Collaboration, rather than chaos, is the thread that best links Smyth’s work. A key member of the NiNE8 collective, which also features the likes of Lava La Rue and Mac Wetha, the ensemble took over Fabric back in September to showcase some of the eclectic range of young musical and creative talent who are breaking through. “It was really cool to see so many different artists from different genres fill a space that had never had anything like that before,” Smyth recalls of the event. “It was sick.”
The first track Smyth ever released, 2017’s ‘Crush’n’, was the result of a jam session with La Rue and Wetha. “I wasn’t sure about putting it out,” she recalls. “Lloyd [Mac Wetha] was like, ‘Jess, if you love it, it doesn’t matter what anyone thinks. Just put it out’. He’s the whole reason I started releasing music.”
The pair continue to work together several years on (including work on ‘Bubblegum’), while NiNE8 remain a tight-knit collective despite solo careers taking off and its members being spread across different continents. It’s testament to the cultivating environment that London provides for its creative communities, which in turn has helped drive the city’s dance music revival and provide a space for emerging DIY artists to experiment with their sound in the comfort that they’re not going it alone.
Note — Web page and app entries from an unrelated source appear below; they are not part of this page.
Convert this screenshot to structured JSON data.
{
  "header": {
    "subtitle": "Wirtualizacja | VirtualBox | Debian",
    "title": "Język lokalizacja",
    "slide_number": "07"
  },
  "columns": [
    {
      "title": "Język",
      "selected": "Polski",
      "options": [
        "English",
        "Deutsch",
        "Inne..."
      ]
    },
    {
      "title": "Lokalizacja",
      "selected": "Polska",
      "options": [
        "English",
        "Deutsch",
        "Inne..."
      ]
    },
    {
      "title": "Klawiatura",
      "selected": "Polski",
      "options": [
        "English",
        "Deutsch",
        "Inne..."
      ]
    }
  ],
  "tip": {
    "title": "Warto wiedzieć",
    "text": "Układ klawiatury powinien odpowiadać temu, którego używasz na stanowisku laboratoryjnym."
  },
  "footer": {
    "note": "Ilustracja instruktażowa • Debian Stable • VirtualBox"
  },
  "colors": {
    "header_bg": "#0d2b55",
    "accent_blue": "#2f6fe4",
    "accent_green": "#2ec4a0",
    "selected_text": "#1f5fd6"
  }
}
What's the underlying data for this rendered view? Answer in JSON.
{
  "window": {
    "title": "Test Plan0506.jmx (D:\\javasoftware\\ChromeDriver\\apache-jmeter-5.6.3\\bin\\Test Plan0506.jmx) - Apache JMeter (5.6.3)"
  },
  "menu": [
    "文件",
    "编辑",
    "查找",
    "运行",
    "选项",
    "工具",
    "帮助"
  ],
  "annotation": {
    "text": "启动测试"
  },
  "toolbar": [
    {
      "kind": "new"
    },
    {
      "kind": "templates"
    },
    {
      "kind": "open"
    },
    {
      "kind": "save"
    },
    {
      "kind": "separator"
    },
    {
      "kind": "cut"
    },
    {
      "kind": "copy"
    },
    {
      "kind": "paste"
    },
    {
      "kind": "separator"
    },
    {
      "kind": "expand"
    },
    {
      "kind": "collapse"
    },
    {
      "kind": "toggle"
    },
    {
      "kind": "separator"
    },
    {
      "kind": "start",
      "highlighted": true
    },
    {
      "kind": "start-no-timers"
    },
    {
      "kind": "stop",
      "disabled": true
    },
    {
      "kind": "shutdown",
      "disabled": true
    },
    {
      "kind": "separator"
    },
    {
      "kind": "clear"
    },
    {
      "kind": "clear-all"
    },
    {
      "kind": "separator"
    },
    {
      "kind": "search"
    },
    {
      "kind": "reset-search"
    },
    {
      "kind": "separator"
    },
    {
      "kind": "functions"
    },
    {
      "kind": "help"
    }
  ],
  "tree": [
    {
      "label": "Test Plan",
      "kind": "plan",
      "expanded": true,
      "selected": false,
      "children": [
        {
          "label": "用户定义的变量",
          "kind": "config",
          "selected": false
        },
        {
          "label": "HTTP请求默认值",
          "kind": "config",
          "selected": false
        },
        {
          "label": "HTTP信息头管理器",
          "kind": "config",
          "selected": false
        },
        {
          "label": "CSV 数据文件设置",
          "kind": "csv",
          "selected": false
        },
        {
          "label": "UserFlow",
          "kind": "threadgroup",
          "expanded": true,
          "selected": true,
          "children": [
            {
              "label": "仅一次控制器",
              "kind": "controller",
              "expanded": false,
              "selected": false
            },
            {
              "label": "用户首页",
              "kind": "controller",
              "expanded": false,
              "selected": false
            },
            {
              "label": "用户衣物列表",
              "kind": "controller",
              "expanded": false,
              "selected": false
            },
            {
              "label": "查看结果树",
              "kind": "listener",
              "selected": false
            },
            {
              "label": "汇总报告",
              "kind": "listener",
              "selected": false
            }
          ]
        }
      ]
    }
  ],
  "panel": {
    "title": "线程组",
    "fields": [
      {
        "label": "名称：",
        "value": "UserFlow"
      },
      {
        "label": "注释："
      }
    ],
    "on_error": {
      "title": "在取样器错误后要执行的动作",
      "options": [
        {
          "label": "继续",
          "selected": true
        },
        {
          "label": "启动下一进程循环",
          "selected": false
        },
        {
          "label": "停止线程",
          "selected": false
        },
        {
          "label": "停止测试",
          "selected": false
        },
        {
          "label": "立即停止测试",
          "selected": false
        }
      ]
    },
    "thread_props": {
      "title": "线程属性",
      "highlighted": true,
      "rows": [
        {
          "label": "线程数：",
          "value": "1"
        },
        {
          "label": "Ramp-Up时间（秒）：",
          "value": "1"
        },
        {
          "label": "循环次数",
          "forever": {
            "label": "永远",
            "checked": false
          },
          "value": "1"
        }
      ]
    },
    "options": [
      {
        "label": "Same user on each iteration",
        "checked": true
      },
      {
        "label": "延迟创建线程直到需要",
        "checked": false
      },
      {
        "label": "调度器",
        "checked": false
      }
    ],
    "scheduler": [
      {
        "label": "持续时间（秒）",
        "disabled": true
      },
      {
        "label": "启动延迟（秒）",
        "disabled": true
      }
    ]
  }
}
This inclusive, anything-goes attitude has been pivotal for Smyth, who cut her teeth performing at open mics after joining NiNE8. “Music wasn’t a huge thing in my household,” she recalls. “As a career path, it never felt like it was possible.”
Being part of NiNE8 gave her the confidence, though, to start uploading music independently on SoundCloud, creating the kind of buzz when culminated with her signing to RCA Records in 2019. “The collective was such a huge, important part of everything,” she says. “I owe a lot to London for finding my own path in music because of the creative community that I found here.”
As she now lays down roots in the city that has already witnessed her go through so many transformations, Smyth is just trying to be more honest with herself. She describes how her community of musicians and fans have helped hold her accountable and feel less alone. “Something dark has brought us to such a great space where there’s a room full of people and you’re not alone,” she summarises. “We’re all here because, through the pain, we’ve become a community again.”
Biig Piig’s debut mixtape ‘Bubblegum’ is out now